Menu
The New Contemporary Art Magazine

Natalia Fabia finds A Fashionable Aftertaste…

Natalia Fabia, who is without a doubt one of our favorite hookers (and we don't use that term loosely) will be opening her third solo show later this evening at Corey Helford Gallery in Culver City. Following upon the overwhelming successes of the classically trained painter's previous two shows, "A Fashionable Aftertaste Without End" continues upon the artist's exploration of feminine identity and empowerment in a glitzy and glamorous world.

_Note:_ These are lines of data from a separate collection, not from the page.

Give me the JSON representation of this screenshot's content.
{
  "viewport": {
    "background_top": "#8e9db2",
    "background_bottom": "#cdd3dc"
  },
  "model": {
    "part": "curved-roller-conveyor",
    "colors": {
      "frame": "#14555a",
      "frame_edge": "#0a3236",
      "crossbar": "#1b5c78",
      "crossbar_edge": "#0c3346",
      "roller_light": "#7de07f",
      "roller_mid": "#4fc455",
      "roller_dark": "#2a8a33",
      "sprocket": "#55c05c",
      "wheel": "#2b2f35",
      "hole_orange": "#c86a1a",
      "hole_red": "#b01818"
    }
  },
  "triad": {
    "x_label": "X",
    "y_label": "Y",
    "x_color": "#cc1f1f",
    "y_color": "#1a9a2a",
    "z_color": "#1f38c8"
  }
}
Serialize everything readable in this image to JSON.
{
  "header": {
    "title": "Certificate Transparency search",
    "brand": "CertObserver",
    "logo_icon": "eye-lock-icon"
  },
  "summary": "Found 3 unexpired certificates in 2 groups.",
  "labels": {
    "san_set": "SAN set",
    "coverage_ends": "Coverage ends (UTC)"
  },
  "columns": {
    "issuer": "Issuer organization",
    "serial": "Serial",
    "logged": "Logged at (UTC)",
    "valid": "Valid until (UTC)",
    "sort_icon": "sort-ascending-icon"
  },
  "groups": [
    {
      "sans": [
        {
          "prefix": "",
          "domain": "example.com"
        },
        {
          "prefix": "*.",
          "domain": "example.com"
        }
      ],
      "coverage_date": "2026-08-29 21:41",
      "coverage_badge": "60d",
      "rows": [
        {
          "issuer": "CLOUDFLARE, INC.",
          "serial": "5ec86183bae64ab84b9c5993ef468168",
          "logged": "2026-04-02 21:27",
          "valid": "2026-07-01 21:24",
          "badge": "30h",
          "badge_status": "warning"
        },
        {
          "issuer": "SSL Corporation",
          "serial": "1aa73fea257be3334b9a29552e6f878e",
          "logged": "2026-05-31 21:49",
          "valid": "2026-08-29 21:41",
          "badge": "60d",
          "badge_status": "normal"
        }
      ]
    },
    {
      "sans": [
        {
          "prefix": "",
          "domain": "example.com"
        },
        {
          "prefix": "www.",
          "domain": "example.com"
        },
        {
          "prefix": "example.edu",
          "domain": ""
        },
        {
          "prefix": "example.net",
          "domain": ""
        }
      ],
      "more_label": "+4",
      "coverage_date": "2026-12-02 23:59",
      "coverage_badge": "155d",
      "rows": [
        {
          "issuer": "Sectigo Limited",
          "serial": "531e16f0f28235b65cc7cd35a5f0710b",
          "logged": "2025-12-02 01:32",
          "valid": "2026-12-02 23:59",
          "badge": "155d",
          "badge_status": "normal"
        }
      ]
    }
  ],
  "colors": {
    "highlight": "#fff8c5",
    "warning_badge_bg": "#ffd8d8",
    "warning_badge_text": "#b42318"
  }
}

For her third show, Fabia has looked to the horizon and focuses on the compelling subject of "kawaii" (Japanese for "adorable"). A term that rose to prominence in the '80s, "kawaii" has become a cultural phenomenon and identity for many Japanese girls as an image based on cuteness and the adorable; Fabia has re-interpreted the concept and presents a world in which these girls have begun to outgrow their Sanrio and find an identity of their own. As Fabia's subjects evolve so does the artist's repertoire. In addition to the dozen oil paintings, expect a six foot chandelier with one hundred hand crafted figurines and thousands of Swavorski crystals, a glittery and glamorous installation you don't have to be a hooker to love.

Natalia Fabia, who is without a doubt one of our favorite hookers (and we don’t use that term loosely) will be opening her third solo show later this evening at Corey Helford Galleryin Culver City. Following upon the overwhelming successes of theclassically trained painter’s previous two shows, “A FashionableAftertaste Without End” continues upon the artist’s exploration offeminine identity and empowerment in a glitzy and glamorous world.

Forher third show, Fabia has looked to the horizon and focuses on thecompelling subject of “kawaii” (Japanese for “adorable”). A term thatrose to prominence in the ’80s, “kawaii” has become a culturalphenomenon and identity for many Japanese girls as an image based oncuteness and the adorable; Fabia has re-interpreted the concept andpresents a world in which these girls have begun to outgrow theirSanrio and find an identity of their own. As Fabia’s subjects evolveso does the artist’s repertoire. In addition to the dozen oilpaintings, expect a six foot chandelier with one hundred hand craftedfigurines and thousands of Swavorski crystals, a glittery and glamorousinstallation you don’t have to be a hooker to love.

Photograph of Natalia courtesy of Darla Teagarden

Meta
Topics
Share
Facebook
Reddit
Pinterest
Email
Related Articles
Illustrator-turned-fine artist Janice Sung’s figures seem at home amidst natural settings, whether in a lily pad pond or a garden, floating like a near-translucent milk specters. Her recent gallery showing at Gallery Nucleus in Los Angeles, the first using physical media by the artist. We asked the artist a few questions about her new body of work and about transitioning from digital to physical media. Click the above already and read the hifructose.com exclusive interview.
Hi-Fructose writer Zara Kand visits Coleccion SOLO in Spain for their latest Handle With Care exhibition. Click above to see the full report.
As a tribute to this “most wonderful time of the year” artists Lauren YS and Makoto Chi have created twenty-eight works (and a mural) for their new “Five Poisons” exhibition. We’ve interviewed the artists about the work. Click image above to read it, or else.
With a mix of dark humor and an impressive skill at creating inviting, yet dangerous worlds, the artist known as Bub has caught our eye. Click above to read our new interview with the artist and his new body of work, before it's too late.

Subscribe to the Hi-Fructose Mailing List